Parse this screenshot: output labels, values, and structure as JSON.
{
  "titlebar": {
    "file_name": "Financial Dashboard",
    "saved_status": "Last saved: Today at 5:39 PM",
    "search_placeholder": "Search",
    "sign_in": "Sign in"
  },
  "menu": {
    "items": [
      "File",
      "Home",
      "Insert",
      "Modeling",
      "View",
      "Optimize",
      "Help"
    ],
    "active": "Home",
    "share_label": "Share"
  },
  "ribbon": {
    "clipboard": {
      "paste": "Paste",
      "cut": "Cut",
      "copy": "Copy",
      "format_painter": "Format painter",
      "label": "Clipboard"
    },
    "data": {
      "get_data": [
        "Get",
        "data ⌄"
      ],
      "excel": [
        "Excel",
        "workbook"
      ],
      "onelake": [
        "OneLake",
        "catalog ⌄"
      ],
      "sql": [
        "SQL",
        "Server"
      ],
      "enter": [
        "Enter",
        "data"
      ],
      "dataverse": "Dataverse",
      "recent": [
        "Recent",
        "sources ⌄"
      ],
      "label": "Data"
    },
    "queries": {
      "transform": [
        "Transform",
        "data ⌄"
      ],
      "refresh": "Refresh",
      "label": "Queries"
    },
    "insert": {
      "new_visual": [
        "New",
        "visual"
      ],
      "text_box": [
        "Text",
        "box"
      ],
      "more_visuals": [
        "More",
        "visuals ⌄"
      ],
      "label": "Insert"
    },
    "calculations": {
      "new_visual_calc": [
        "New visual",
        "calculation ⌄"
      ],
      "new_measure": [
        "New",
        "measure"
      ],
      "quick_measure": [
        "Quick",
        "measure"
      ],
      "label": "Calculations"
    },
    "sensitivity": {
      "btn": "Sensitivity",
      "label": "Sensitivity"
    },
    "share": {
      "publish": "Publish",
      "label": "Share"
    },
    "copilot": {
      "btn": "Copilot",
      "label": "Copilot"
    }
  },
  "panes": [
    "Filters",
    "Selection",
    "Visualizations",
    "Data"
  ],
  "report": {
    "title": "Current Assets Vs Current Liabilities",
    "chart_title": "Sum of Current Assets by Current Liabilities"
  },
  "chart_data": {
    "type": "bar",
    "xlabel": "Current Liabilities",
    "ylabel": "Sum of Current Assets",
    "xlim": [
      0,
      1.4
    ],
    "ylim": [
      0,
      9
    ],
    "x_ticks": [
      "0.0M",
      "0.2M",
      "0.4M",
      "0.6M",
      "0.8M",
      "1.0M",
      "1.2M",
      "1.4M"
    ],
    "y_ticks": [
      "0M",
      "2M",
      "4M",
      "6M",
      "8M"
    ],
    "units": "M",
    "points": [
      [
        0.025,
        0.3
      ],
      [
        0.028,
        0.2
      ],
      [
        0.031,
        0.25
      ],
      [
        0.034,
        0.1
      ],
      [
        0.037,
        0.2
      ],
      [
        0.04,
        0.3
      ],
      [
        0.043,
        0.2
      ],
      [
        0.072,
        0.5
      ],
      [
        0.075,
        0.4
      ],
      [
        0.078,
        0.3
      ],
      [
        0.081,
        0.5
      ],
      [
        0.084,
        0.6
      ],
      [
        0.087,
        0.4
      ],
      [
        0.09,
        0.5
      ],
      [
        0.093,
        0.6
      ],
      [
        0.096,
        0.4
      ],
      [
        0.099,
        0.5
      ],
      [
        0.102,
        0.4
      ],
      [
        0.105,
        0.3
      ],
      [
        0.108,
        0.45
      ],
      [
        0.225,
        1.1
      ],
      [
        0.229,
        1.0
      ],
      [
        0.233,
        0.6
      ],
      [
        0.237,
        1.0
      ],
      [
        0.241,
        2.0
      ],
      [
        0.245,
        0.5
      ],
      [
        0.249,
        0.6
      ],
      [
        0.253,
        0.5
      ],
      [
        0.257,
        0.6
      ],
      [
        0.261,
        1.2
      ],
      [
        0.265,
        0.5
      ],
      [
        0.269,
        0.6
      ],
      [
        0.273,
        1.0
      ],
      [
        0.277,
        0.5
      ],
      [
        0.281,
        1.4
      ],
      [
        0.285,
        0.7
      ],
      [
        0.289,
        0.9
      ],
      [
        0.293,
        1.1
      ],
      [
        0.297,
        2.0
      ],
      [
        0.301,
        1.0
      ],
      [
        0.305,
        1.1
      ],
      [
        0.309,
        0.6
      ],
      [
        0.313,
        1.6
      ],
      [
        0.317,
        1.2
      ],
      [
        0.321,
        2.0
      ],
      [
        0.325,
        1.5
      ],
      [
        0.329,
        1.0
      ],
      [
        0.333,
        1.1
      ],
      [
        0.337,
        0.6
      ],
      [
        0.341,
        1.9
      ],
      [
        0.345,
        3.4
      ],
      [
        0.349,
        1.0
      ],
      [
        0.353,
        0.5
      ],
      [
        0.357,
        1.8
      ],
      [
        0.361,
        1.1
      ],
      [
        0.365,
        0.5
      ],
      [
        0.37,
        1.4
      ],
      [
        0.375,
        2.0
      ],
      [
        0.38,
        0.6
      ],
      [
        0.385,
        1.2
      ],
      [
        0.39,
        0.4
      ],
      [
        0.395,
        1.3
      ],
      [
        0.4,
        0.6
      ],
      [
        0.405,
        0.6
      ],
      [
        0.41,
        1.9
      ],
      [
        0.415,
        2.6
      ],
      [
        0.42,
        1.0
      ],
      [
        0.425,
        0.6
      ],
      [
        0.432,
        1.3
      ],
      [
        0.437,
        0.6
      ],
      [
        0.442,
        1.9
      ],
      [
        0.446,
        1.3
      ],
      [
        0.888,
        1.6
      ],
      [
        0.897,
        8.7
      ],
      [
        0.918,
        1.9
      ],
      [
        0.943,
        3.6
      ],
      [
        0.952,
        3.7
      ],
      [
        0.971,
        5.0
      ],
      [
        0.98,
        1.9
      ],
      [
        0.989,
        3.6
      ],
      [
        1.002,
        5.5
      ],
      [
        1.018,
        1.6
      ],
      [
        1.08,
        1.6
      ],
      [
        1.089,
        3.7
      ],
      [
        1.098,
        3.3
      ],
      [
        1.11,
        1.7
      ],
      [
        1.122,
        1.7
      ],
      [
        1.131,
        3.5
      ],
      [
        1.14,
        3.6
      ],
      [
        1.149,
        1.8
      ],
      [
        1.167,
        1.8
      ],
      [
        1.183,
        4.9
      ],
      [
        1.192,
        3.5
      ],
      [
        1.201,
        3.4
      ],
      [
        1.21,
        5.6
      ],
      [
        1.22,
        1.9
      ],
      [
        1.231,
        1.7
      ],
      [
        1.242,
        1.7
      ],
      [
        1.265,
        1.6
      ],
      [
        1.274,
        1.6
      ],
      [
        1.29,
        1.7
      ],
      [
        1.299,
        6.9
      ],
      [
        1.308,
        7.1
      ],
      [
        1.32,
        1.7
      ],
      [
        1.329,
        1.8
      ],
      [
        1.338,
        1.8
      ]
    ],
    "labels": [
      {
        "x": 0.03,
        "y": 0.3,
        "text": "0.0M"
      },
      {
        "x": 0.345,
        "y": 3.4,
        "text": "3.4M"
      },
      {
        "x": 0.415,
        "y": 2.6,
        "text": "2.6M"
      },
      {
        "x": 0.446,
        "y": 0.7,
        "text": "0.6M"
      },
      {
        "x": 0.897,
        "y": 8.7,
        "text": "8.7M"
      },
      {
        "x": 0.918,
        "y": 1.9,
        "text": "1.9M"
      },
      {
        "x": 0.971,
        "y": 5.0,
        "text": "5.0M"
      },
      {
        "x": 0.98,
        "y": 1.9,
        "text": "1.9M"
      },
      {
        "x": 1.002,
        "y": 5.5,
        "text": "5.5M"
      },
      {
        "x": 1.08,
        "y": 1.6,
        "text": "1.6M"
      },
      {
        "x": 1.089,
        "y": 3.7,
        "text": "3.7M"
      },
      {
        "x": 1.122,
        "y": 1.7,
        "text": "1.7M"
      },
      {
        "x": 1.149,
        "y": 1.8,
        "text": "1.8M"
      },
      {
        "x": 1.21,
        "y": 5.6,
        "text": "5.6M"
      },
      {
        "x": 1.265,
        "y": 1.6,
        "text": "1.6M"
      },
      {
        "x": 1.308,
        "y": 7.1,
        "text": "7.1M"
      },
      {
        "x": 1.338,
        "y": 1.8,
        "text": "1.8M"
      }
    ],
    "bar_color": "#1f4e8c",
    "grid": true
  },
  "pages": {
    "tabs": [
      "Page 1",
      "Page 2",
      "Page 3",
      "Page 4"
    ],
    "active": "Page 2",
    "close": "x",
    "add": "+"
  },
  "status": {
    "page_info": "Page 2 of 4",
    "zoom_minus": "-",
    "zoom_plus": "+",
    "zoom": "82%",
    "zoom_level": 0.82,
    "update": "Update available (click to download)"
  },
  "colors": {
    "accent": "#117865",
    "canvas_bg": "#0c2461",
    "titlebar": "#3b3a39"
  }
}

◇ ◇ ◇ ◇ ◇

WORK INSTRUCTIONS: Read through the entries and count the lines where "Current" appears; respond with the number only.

RESPONSE AREA: 4